■ **GOAL OF THE EXERCISE**: Go through the entries and copy each one exactly. Leave none out.

■ **RECORDS PROVIDED**:
_ _ _
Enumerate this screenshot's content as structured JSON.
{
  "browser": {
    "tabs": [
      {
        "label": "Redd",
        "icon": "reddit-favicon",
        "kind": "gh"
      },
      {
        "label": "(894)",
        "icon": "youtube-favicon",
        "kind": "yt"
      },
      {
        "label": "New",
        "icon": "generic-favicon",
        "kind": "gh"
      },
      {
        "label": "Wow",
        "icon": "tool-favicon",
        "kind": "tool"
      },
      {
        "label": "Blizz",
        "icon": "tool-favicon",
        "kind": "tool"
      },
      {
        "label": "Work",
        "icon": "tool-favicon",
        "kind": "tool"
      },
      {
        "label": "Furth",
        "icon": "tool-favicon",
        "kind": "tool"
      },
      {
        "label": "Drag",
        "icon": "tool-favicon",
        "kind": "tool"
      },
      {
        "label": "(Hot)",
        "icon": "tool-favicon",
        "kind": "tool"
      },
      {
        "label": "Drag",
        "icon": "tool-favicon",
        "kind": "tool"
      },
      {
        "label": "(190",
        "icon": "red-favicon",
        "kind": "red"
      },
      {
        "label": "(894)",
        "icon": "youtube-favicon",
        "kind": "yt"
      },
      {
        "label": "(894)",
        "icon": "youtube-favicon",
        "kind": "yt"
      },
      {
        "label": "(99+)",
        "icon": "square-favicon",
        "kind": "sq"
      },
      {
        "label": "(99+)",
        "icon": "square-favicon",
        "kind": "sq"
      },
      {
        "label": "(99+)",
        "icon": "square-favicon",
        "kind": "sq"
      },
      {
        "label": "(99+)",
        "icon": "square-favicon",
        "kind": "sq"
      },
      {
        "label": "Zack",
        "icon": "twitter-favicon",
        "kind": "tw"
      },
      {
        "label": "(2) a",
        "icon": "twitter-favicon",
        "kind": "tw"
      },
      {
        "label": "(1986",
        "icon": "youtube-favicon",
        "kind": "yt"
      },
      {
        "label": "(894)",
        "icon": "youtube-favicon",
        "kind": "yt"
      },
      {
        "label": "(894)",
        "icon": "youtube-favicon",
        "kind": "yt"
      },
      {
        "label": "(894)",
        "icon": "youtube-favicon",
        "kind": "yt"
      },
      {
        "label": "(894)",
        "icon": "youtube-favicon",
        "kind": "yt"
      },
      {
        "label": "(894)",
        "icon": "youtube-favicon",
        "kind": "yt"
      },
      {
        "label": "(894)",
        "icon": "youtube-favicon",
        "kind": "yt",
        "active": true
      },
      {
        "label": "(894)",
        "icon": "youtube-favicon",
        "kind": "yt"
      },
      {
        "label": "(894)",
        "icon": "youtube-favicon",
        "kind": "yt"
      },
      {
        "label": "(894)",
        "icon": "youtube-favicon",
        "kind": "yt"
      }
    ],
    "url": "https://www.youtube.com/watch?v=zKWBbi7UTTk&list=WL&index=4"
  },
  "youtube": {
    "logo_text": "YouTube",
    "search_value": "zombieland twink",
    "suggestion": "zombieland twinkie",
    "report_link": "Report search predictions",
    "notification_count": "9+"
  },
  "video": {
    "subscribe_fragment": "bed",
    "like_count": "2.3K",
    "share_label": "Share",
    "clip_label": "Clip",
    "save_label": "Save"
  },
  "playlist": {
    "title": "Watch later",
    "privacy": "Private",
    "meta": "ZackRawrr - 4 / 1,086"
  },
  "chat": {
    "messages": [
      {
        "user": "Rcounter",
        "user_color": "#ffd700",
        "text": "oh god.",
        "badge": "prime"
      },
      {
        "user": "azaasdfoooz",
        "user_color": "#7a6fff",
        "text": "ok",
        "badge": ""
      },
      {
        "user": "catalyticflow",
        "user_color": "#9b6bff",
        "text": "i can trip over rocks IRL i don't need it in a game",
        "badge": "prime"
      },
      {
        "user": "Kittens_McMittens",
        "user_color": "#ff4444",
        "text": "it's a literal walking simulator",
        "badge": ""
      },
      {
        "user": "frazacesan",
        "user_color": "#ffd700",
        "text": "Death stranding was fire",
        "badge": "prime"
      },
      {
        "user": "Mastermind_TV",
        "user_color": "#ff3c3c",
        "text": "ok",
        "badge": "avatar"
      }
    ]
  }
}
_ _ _
■ **RESPONSE FOR THIS EXERCISE**:
Enumerate this screenshot's content as structured JSON.
{
  "browser": {
    "tabs": [
      {
        "label": "Redd",
        "icon": "reddit-favicon",
        "kind": "gh"
      },
      {
        "label": "(894)",
        "icon": "youtube-favicon",
        "kind": "yt"
      },
      {
        "label": "New",
        "icon": "generic-favicon",
        "kind": "gh"
      },
      {
        "label": "Wow",
        "icon": "tool-favicon",
        "kind": "tool"
      },
      {
        "label": "Blizz",
        "icon": "tool-favicon",
        "kind": "tool"
      },
      {
        "label": "Work",
        "icon": "tool-favicon",
        "kind": "tool"
      },
      {
        "label": "Furth",
        "icon": "tool-favicon",
        "kind": "tool"
      },
      {
        "label": "Drag",
        "icon": "tool-favicon",
        "kind": "tool"
      },
      {
        "label": "(Hot)",
        "icon": "tool-favicon",
        "kind": "tool"
      },
      {
        "label": "Drag",
        "icon": "tool-favicon",
        "kind": "tool"
      },
      {
        "label": "(190",
        "icon": "red-favicon",
        "kind": "red"
      },
      {
        "label": "(894)",
        "icon": "youtube-favicon",
        "kind": "yt"
      },
      {
        "label": "(894)",
        "icon": "youtube-favicon",
        "kind": "yt"
      },
      {
        "label": "(99+)",
        "icon": "square-favicon",
        "kind": "sq"
      },
      {
        "label": "(99+)",
        "icon": "square-favicon",
        "kind": "sq"
      },
      {
        "label": "(99+)",
        "icon": "square-favicon",
        "kind": "sq"
      },
      {
        "label": "(99+)",
        "icon": "square-favicon",
        "kind": "sq"
      },
      {
        "label": "Zack",
        "icon": "twitter-favicon",
        "kind": "tw"
      },
      {
        "label": "(2) a",
        "icon": "twitter-favicon",
        "kind": "tw"
      },
      {
        "label": "(1986",
        "icon": "youtube-favicon",
        "kind": "yt"
      },
      {
        "label": "(894)",
        "icon": "youtube-favicon",
        "kind": "yt"
      },
      {
        "label": "(894)",
        "icon": "youtube-favicon",
        "kind": "yt"
      },
      {
        "label": "(894)",
        "icon": "youtube-favicon",
        "kind": "yt"
      },
      {
        "label": "(894)",
        "icon": "youtube-favicon",
        "kind": "yt"
      },
      {
        "label": "(894)",
        "icon": "youtube-favicon",
        "kind": "yt"
      },
      {
        "label": "(894)",
        "icon": "youtube-favicon",
        "kind": "yt",
        "active": true
      },
      {
        "label": "(894)",
        "icon": "youtube-favicon",
        "kind": "yt"
      },
      {
        "label": "(894)",
        "icon": "youtube-favicon",
        "kind": "yt"
      },
      {
        "label": "(894)",
        "icon": "youtube-favicon",
        "kind": "yt"
      }
    ],
    "url": "https://www.youtube.com/watch?v=zKWBbi7UTTk&list=WL&index=4"
  },
  "youtube": {
    "logo_text": "YouTube",
    "search_value": "zombieland twink",
    "suggestion": "zombieland twinkie",
    "report_link": "Report search predictions",
    "notification_count": "9+"
  },
  "video": {
    "subscribe_fragment": "bed",
    "like_count": "2.3K",
    "share_label": "Share",
    "clip_label": "Clip",
    "save_label": "Save"
  },
  "playlist": {
    "title": "Watch later",
    "privacy": "Private",
    "meta": "ZackRawrr - 4 / 1,086"
  },
  "chat": {
    "messages": [
      {
        "user": "Rcounter",
        "user_color": "#ffd700",
        "text": "oh god.",
        "badge": "prime"
      },
      {
        "user": "azaasdfoooz",
        "user_color": "#7a6fff",
        "text": "ok",
        "badge": ""
      },
      {
        "user": "catalyticflow",
        "user_color": "#9b6bff",
        "text": "i can trip over rocks IRL i don't need it in a game",
        "badge": "prime"
      },
      {
        "user": "Kittens_McMittens",
        "user_color": "#ff4444",
        "text": "it's a literal walking simulator",
        "badge": ""
      },
      {
        "user": "frazacesan",
        "user_color": "#ffd700",
        "text": "Death stranding was fire",
        "badge": "prime"
      },
      {
        "user": "Mastermind_TV",
        "user_color": "#ff3c3c",
        "text": "ok",
        "badge": "avatar"
      }
    ]
  }
}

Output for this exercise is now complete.